COA flags P1.5-B irregularities in Yolanda housing project

MANILA, Philippines – The Commission on Audit (COA) found several irregularities in 18 housing projects worth some P1.508 billion under the Yolanda Permanent Housing Program (YPHP). The rehabilitation program was implemented by the National Housing Authority (NHA).

In its recently-released 2017 annual audit report, state auditors questioned the lack of manpower, splitting of contracts, and extension of contacts which lead to the delayed completion of permanent housing sites in Eastern Samar.

Yolanda made international headlines 5 years ago after claiming thousands of lives and leaving unimaginable destruction in several parts of the country, including Eastern Visayas.

Inadequate supplies, manpower: COA said one contractor awarded 10 projects worth P852.727 million did not have the capacity to undertake the massive project to begin with. The unnamed contractor merely submitted a “list of personnel” and “list of equipment” for the projects in 2014.

“The said lists of manpower and equipment were not sufficient to undertake the 10 projects awarded to only one contractor for the construction of 2,559 units under the YPHP,” the COA said.

State auditors said NHA should have immediately disqualified the contractor following government procurement rules. It hit the NHA for failing to “fully monitor” the sufficiency supplies and personnel needed for each project.

The lack of adequate manpower and supplies delayed the project from 5% to as much as 91% based on the scheduled completion of the project.

According to COA, the NHA already terminated 9 of the 10 project contracts awarded to the contractor but not before extensions 33 times over the limit were granted. This was equivalent to 2,671 days beyond the contract duration of 2,055 days.

Responding to COA, the NHA said problems were due to oversight and their belated progress reviews. State auditors likewise noted the NHA only started to noticing the need to “strengthen the requirement for the list of manpower and equipment” after Site Memorandum Reports were issued.

For these 10 projects, the COA recommended the NHA charge the contractor the cost of damages. It also said the NHA should properly review and validate documents presented by bidders to ensure only qualified contractors will be chosen.

Eastern Samar Representative Ben Evardone welcomed the COA’s findings. He had sought an investigation into the irregularities in government resettlement project in his district.

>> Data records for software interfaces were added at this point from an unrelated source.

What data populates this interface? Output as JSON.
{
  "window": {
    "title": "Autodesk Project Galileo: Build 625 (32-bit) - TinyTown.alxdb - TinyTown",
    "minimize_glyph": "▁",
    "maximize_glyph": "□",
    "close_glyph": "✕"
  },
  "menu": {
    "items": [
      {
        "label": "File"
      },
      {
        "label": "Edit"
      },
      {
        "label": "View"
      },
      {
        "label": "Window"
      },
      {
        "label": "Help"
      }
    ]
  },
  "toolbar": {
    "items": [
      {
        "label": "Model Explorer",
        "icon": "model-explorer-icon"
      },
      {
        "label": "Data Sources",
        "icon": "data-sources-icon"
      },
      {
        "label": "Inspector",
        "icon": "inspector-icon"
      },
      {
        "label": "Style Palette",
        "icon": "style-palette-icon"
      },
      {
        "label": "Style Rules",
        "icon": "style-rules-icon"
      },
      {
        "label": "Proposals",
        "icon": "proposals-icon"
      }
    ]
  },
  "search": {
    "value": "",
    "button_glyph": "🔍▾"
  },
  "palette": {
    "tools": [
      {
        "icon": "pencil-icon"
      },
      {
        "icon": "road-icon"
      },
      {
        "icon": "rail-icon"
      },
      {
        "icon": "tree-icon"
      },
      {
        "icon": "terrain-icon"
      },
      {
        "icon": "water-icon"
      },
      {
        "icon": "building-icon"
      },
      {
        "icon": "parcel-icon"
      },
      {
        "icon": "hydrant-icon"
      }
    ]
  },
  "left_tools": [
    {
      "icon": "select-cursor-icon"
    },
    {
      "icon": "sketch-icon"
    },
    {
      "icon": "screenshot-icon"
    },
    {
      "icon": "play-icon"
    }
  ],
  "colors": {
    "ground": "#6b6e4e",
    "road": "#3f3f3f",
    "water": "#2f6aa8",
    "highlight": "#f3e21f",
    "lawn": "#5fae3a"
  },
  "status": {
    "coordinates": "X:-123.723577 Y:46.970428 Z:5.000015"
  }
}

“All responsible persons and entities should really be made accountable to give justice to the victims of typhoon Yolanda. The massive anomalies surrounding the implementation of Yolanda housing projects are totally unacceptable and a huge insult to the victims,” he said.

NHA violated procurement law: COA also said the NHA violated several government procurement laws when it split contracts for 3 housing sites into 8 smaller ones worth some P654.594 million in what it said was an “accommodation.”

According to COA, the unnamed contractor was supposed to undertake projects worth P100 million or lower but was awarded a total of P654.594 million instead. The 3 contracts were broken down into the following:

State auditors said this violated Government Procurement Reform Law, the Philippine Contractors Accreditation Board circular 1 (S. 2009), and the terms of reference for the YPHP.

The NHA denied it split the contracts, saying only one contractor had submitted a project. The COA, though, said its finding still stands.

It recommended the NHA file charges against officials and the contractor for violating the law. –